Devon is one of England’s largest and most beautiful counties and in this film, the first in a series of four, we will be taking a tour around its eastern region. Presenter Henry Buckton takes you on a tour around some of the traditional industries that have flourished here and examines the important part that canals, railways and tourism have played in developing the area, as well as the ever present influence of the sea.
The film begins in the historic town of Tiverton, blessed by the convergence of two rivers, the Exe and the Lowman, which made it an ideal site for occupation from the very earliest of times. A little further south is the beautiful village of Bickleigh, with its stunning mill, and then you will see Wolford Chapel, a little piece of Devon which is owned by the people of Canada. Honiton, nestling in a pretty valley near the River Otter, is famous for its lace-making, and has had royal endorsement since the time of Queen Victoria, while Axminster, site of a medieval abbey, has been renowned for producing carpets of the finest quality for over 200 years. The River Axe was an important trade route from very early times and the attractive harbour at Axmouth was the gateway into an ancient land inhabited by several Iron Age tribes. Across the river is the town of Seaton, now famous for its superb tramway which runs on the track bed of an old railway branch line.

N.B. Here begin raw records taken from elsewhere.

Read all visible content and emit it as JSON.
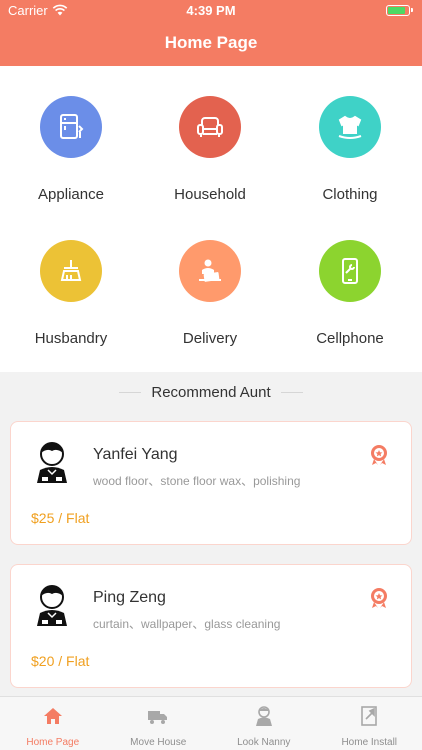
{
  "status_bar": {
    "carrier": "Carrier",
    "time": "4:39 PM"
  },
  "header": {
    "title": "Home Page",
    "color": "#f47c63"
  },
  "categories": [
    {
      "label": "Appliance",
      "color": "#6b8ee8",
      "icon": "appliance-icon"
    },
    {
      "label": "Household",
      "color": "#e3624f",
      "icon": "sofa-icon"
    },
    {
      "label": "Clothing",
      "color": "#3fd2c7",
      "icon": "shirt-icon"
    },
    {
      "label": "Husbandry",
      "color": "#ecc236",
      "icon": "broom-icon"
    },
    {
      "label": "Delivery",
      "color": "#ff9a6c",
      "icon": "delivery-icon"
    },
    {
      "label": "Cellphone",
      "color": "#8cd42f",
      "icon": "phone-repair-icon"
    }
  ],
  "recommend": {
    "title": "Recommend Aunt",
    "aunts": [
      {
        "name": "Yanfei Yang",
        "skills": "wood floor、stone floor wax、polishing",
        "price": "$25 / Flat"
      },
      {
        "name": "Ping Zeng",
        "skills": "curtain、wallpaper、glass cleaning",
        "price": "$20 / Flat"
      }
    ]
  },
  "tabbar": {
    "tabs": [
      {
        "label": "Home Page",
        "icon": "home-icon",
        "active": true
      },
      {
        "label": "Move House",
        "icon": "truck-icon",
        "active": false
      },
      {
        "label": "Look Nanny",
        "icon": "nanny-icon",
        "active": false
      },
      {
        "label": "Home Install",
        "icon": "install-icon",
        "active": false
      }
    ]
  }
}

Other highlights include visits to the majestic coastal village of Beer, once a major producer of stone; Ottery St Mary, where the burning of tar barrels still persists on Guy Fawkes night; the picturesque resorts of Sidmouth and Exmouth, which both began life as small fishing villages; the impressive sea stacks at Ladram Bay; genteel Budleigh Salterton; and a feature on Topsham, once one of the busiest ports in England. Our itinerary concludes at Devon’s capital, Exeter, originally a Roman settlement and now a dynamic, bustling city adorned by a wonderful cathedral, one of the most awesome medieval buildings in Europe. Enhanced by beautiful modern film, rare archive images and enlightening interviews with a wide variety of contributors, this historic journey around East Devon is truly unmissable.